### Data in this exercise

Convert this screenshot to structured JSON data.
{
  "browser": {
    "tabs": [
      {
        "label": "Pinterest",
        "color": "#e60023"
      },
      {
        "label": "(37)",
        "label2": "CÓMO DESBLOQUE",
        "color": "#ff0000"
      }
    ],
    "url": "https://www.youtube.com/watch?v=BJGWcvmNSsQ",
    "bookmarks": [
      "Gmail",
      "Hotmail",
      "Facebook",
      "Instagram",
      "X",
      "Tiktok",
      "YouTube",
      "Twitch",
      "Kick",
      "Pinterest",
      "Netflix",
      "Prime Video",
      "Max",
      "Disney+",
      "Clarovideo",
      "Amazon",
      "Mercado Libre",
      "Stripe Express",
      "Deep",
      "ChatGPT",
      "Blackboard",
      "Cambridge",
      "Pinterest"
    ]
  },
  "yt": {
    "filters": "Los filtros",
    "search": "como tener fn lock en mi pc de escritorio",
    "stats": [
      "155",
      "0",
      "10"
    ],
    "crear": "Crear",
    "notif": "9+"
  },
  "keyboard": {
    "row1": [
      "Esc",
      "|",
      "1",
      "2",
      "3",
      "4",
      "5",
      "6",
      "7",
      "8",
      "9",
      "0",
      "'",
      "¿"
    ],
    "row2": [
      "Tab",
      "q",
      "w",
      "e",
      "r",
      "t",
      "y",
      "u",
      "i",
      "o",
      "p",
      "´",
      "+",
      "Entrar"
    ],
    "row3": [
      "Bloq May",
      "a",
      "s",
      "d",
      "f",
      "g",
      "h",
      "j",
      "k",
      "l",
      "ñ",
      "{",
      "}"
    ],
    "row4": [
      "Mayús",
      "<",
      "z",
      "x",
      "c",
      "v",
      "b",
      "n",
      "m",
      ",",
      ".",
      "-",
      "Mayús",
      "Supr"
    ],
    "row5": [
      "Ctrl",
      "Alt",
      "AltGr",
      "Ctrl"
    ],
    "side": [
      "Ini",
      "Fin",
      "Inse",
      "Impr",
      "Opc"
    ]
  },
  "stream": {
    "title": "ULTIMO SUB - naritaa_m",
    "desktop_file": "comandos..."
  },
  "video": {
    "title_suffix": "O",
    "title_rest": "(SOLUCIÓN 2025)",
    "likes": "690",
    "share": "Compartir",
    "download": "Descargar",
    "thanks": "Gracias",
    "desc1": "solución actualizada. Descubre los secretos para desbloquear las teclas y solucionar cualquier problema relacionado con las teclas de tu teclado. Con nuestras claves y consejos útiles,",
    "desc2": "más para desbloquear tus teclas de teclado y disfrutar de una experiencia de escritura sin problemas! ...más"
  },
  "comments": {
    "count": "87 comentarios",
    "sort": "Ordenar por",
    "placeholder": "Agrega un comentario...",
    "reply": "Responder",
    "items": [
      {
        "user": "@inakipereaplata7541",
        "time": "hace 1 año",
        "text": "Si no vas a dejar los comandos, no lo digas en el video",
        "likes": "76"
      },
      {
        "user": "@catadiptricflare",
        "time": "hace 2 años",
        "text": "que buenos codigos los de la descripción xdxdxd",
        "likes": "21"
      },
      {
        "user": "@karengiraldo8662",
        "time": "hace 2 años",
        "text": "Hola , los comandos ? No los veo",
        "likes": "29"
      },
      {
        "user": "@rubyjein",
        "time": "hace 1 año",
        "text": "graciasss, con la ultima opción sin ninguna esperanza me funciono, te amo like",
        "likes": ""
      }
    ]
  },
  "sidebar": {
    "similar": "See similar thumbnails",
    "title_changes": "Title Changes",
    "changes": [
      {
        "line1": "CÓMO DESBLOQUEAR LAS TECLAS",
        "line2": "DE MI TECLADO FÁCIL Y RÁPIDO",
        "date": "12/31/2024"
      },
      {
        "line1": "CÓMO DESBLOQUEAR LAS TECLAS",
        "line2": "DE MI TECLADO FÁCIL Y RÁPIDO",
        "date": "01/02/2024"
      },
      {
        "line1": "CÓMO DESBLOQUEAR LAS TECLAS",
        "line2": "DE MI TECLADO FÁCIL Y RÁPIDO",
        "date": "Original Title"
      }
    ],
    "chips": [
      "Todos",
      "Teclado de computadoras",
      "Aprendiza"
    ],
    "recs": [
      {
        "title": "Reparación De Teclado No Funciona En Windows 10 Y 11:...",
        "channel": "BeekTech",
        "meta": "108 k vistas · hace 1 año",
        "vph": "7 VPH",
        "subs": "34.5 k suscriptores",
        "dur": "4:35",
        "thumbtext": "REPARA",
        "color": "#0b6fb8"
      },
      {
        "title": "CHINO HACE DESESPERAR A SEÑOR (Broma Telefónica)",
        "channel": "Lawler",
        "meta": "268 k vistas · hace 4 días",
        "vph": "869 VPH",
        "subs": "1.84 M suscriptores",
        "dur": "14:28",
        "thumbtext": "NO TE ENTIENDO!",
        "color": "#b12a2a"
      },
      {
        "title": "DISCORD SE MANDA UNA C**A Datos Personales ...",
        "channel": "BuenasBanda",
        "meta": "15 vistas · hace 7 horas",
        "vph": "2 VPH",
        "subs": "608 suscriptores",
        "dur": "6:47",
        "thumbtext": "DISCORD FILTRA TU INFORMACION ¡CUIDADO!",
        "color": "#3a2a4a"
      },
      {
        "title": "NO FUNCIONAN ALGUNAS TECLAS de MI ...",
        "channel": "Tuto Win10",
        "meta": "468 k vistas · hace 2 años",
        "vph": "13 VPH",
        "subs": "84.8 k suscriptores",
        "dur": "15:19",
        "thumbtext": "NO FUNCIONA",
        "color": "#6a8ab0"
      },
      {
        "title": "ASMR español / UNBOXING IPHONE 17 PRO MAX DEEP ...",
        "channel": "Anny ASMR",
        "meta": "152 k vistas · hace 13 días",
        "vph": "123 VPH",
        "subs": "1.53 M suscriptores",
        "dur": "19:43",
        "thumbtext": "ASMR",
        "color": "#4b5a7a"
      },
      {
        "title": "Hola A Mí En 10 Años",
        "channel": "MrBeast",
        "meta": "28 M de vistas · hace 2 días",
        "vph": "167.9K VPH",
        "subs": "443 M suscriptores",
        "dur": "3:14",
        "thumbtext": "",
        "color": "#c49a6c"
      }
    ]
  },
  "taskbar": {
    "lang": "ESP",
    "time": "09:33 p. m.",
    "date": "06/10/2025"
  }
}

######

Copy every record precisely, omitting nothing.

● **Written response**:
Convert this screenshot to structured JSON data.
{
  "browser": {
    "tabs": [
      {
        "label": "Pinterest",
        "color": "#e60023"
      },
      {
        "label": "(37)",
        "label2": "CÓMO DESBLOQUE",
        "color": "#ff0000"
      }
    ],
    "url": "https://www.youtube.com/watch?v=BJGWcvmNSsQ",
    "bookmarks": [
      "Gmail",
      "Hotmail",
      "Facebook",
      "Instagram",
      "X",
      "Tiktok",
      "YouTube",
      "Twitch",
      "Kick",
      "Pinterest",
      "Netflix",
      "Prime Video",
      "Max",
      "Disney+",
      "Clarovideo",
      "Amazon",
      "Mercado Libre",
      "Stripe Express",
      "Deep",
      "ChatGPT",
      "Blackboard",
      "Cambridge",
      "Pinterest"
    ]
  },
  "yt": {
    "filters": "Los filtros",
    "search": "como tener fn lock en mi pc de escritorio",
    "stats": [
      "155",
      "0",
      "10"
    ],
    "crear": "Crear",
    "notif": "9+"
  },
  "keyboard": {
    "row1": [
      "Esc",
      "|",
      "1",
      "2",
      "3",
      "4",
      "5",
      "6",
      "7",
      "8",
      "9",
      "0",
      "'",
      "¿"
    ],
    "row2": [
      "Tab",
      "q",
      "w",
      "e",
      "r",
      "t",
      "y",
      "u",
      "i",
      "o",
      "p",
      "´",
      "+",
      "Entrar"
    ],
    "row3": [
      "Bloq May",
      "a",
      "s",
      "d",
      "f",
      "g",
      "h",
      "j",
      "k",
      "l",
      "ñ",
      "{",
      "}"
    ],
    "row4": [
      "Mayús",
      "<",
      "z",
      "x",
      "c",
      "v",
      "b",
      "n",
      "m",
      ",",
      ".",
      "-",
      "Mayús",
      "Supr"
    ],
    "row5": [
      "Ctrl",
      "Alt",
      "AltGr",
      "Ctrl"
    ],
    "side": [
      "Ini",
      "Fin",
      "Inse",
      "Impr",
      "Opc"
    ]
  },
  "stream": {
    "title": "ULTIMO SUB - naritaa_m",
    "desktop_file": "comandos..."
  },
  "video": {
    "title_suffix": "O",
    "title_rest": "(SOLUCIÓN 2025)",
    "likes": "690",
    "share": "Compartir",
    "download": "Descargar",
    "thanks": "Gracias",
    "desc1": "solución actualizada. Descubre los secretos para desbloquear las teclas y solucionar cualquier problema relacionado con las teclas de tu teclado. Con nuestras claves y consejos útiles,",
    "desc2": "más para desbloquear tus teclas de teclado y disfrutar de una experiencia de escritura sin problemas! ...más"
  },
  "comments": {
    "count": "87 comentarios",
    "sort": "Ordenar por",
    "placeholder": "Agrega un comentario...",
    "reply": "Responder",
    "items": [
      {
        "user": "@inakipereaplata7541",
        "time": "hace 1 año",
        "text": "Si no vas a dejar los comandos, no lo digas en el video",
        "likes": "76"
      },
      {
        "user": "@catadiptricflare",
        "time": "hace 2 años",
        "text": "que buenos codigos los de la descripción xdxdxd",
        "likes": "21"
      },
      {
        "user": "@karengiraldo8662",
        "time": "hace 2 años",
        "text": "Hola , los comandos ? No los veo",
        "likes": "29"
      },
      {
        "user": "@rubyjein",
        "time": "hace 1 año",
        "text": "graciasss, con la ultima opción sin ninguna esperanza me funciono, te amo like",
        "likes": ""
      }
    ]
  },
  "sidebar": {
    "similar": "See similar thumbnails",
    "title_changes": "Title Changes",
    "changes": [
      {
        "line1": "CÓMO DESBLOQUEAR LAS TECLAS",
        "line2": "DE MI TECLADO FÁCIL Y RÁPIDO",
        "date": "12/31/2024"
      },
      {
        "line1": "CÓMO DESBLOQUEAR LAS TECLAS",
        "line2": "DE MI TECLADO FÁCIL Y RÁPIDO",
        "date": "01/02/2024"
      },
      {
        "line1": "CÓMO DESBLOQUEAR LAS TECLAS",
        "line2": "DE MI TECLADO FÁCIL Y RÁPIDO",
        "date": "Original Title"
      }
    ],
    "chips": [
      "Todos",
      "Teclado de computadoras",
      "Aprendiza"
    ],
    "recs": [
      {
        "title": "Reparación De Teclado No Funciona En Windows 10 Y 11:...",
        "channel": "BeekTech",
        "meta": "108 k vistas · hace 1 año",
        "vph": "7 VPH",
        "subs": "34.5 k suscriptores",
        "dur": "4:35",
        "thumbtext": "REPARA",
        "color": "#0b6fb8"
      },
      {
        "title": "CHINO HACE DESESPERAR A SEÑOR (Broma Telefónica)",
        "channel": "Lawler",
        "meta": "268 k vistas · hace 4 días",
        "vph": "869 VPH",
        "subs": "1.84 M suscriptores",
        "dur": "14:28",
        "thumbtext": "NO TE ENTIENDO!",
        "color": "#b12a2a"
      },
      {
        "title": "DISCORD SE MANDA UNA C**A Datos Personales ...",
        "channel": "BuenasBanda",
        "meta": "15 vistas · hace 7 horas",
        "vph": "2 VPH",
        "subs": "608 suscriptores",
        "dur": "6:47",
        "thumbtext": "DISCORD FILTRA TU INFORMACION ¡CUIDADO!",
        "color": "#3a2a4a"
      },
      {
        "title": "NO FUNCIONAN ALGUNAS TECLAS de MI ...",
        "channel": "Tuto Win10",
        "meta": "468 k vistas · hace 2 años",
        "vph": "13 VPH",
        "subs": "84.8 k suscriptores",
        "dur": "15:19",
        "thumbtext": "NO FUNCIONA",
        "color": "#6a8ab0"
      },
      {
        "title": "ASMR español / UNBOXING IPHONE 17 PRO MAX DEEP ...",
        "channel": "Anny ASMR",
        "meta": "152 k vistas · hace 13 días",
        "vph": "123 VPH",
        "subs": "1.53 M suscriptores",
        "dur": "19:43",
        "thumbtext": "ASMR",
        "color": "#4b5a7a"
      },
      {
        "title": "Hola A Mí En 10 Años",
        "channel": "MrBeast",
        "meta": "28 M de vistas · hace 2 días",
        "vph": "167.9K VPH",
        "subs": "443 M suscriptores",
        "dur": "3:14",
        "thumbtext": "",
        "color": "#c49a6c"
      }
    ]
  },
  "taskbar": {
    "lang": "ESP",
    "time": "09:33 p. m.",
    "date": "06/10/2025"
  }
}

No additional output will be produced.